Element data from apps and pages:
—————

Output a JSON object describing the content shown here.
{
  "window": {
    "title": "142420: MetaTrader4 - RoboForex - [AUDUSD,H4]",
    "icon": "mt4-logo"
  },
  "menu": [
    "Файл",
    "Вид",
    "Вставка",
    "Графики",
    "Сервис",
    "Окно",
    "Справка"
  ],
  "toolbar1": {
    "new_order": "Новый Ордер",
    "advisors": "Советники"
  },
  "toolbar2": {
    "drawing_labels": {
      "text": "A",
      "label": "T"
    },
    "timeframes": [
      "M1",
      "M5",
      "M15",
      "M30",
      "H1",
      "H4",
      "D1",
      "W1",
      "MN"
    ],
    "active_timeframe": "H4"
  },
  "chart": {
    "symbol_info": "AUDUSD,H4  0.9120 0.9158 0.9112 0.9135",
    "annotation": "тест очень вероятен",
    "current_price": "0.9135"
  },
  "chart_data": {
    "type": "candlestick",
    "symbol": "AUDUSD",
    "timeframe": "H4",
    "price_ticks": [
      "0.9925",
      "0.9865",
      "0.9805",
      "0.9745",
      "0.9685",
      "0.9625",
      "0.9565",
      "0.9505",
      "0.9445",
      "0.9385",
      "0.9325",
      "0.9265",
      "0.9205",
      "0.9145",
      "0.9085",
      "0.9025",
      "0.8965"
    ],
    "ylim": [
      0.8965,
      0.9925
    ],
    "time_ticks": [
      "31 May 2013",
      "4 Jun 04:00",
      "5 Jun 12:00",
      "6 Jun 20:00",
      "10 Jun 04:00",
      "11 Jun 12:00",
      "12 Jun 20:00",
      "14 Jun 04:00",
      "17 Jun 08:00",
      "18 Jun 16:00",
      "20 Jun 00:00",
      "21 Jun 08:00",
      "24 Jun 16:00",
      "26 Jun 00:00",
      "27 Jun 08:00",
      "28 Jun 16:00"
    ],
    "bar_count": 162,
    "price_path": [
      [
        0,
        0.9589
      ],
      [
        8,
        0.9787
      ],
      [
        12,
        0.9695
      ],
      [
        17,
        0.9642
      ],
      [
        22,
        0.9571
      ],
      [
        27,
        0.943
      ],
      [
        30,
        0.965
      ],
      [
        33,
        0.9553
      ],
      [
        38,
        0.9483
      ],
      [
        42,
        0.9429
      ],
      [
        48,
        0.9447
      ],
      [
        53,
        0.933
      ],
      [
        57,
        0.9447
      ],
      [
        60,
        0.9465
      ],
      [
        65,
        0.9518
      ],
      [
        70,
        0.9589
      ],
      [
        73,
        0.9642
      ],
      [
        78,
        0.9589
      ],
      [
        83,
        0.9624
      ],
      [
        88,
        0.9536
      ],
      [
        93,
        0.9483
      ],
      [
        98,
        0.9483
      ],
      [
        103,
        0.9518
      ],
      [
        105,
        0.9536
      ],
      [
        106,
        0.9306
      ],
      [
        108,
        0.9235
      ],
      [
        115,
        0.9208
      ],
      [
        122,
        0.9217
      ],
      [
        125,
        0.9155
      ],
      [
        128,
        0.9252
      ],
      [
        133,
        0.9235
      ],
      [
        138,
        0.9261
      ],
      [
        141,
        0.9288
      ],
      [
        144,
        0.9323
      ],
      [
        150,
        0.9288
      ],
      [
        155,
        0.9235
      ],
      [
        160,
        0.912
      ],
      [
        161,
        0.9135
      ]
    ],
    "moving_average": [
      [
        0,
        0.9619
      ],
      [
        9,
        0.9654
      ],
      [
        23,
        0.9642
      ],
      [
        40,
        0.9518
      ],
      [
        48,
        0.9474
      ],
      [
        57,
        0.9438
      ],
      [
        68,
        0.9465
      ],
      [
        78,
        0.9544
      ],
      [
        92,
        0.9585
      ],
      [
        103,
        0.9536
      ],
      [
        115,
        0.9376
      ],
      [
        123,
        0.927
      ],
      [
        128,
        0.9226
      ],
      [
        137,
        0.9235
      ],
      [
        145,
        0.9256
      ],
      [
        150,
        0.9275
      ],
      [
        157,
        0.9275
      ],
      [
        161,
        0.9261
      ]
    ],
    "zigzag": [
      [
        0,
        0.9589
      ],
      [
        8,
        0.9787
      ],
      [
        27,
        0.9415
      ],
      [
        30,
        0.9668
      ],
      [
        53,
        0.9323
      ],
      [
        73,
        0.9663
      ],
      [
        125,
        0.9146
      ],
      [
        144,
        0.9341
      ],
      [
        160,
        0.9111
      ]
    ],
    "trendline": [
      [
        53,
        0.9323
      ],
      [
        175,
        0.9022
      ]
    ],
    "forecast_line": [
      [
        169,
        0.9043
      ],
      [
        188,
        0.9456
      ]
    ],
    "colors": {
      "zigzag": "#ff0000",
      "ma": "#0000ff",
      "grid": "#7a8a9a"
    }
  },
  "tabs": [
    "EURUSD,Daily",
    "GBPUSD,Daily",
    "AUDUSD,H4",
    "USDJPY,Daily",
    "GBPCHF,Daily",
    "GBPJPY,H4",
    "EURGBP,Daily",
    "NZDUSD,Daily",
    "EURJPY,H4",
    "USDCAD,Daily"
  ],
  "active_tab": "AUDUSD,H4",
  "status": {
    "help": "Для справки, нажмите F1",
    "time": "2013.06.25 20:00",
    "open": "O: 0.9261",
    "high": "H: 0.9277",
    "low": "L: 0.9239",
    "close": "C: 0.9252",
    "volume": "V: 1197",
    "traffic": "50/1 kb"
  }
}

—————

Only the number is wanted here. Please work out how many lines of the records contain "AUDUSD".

Solution to this task
5